There are two families of mammals which lay soft-shelled eggs: the echidnas and the platypus. The development within the egg is very brief, and in all other aspects, the monotremes as they are called, resemble other mammals.
The echidna is also known as the spiny anteater because it has a spiny coat, which protects it from predators. When alarmed the echidna curls up into a ball or, if it is one soft soil, it will dig rapidly down so that in seconds, only its spines are visible.
The female echidna has a pouch, into which she lays her single egg. The egg hatches after 10 days and the young will remain in the pouch until its spines begin growing. As in other mammals, the young feeds on its mother’s milk. Milk is produced by milk patches as echidnas have no teats. They young sucks the milk as it trickles through its mother’s fur. When not breeding echidnas live alone. The feed mainly on ants and termites and shelter in hollow logs or under thick vegetation.

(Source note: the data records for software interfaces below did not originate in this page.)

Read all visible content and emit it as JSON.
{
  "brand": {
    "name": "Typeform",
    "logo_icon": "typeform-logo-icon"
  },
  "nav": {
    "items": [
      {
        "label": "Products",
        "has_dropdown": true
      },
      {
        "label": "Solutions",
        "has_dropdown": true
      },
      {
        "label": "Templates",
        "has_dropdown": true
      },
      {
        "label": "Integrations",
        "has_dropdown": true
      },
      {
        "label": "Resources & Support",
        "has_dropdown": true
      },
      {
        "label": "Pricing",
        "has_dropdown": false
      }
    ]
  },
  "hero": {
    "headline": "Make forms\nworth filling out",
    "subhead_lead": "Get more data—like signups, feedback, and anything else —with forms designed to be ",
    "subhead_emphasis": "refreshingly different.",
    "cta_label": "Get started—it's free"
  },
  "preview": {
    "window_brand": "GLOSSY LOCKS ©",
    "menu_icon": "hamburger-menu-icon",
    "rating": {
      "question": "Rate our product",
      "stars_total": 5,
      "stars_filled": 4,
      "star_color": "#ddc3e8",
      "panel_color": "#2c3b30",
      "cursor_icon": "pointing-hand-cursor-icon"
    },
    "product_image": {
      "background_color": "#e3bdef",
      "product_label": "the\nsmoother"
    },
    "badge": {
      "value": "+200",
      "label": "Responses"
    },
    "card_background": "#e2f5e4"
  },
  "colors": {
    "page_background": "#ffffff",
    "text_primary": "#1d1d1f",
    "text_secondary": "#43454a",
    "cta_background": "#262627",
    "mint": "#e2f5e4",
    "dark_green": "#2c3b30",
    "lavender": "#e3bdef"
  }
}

Breeding females dig a short burrow.
When a platypus skin arrived in Britain in 1798 everyone thought it was a hoax. It took nearly 200 years before this strange little animal was accepted as a proper mammal. Not only does the platypus lay eggs, but it is also poisonous. Male platypuses have a horny spur behind the rear ankle which can be used, by way of a sharp kick, to deliver an injection of poison to an attacker. Enough poison is released to kill a dog. The platypus lays two eggs in a special breeding burrow. When the young hatch she will feed them with milk. Platypuses are found close to water as they feed almost entirely on small water creatures, in particular insect larvae.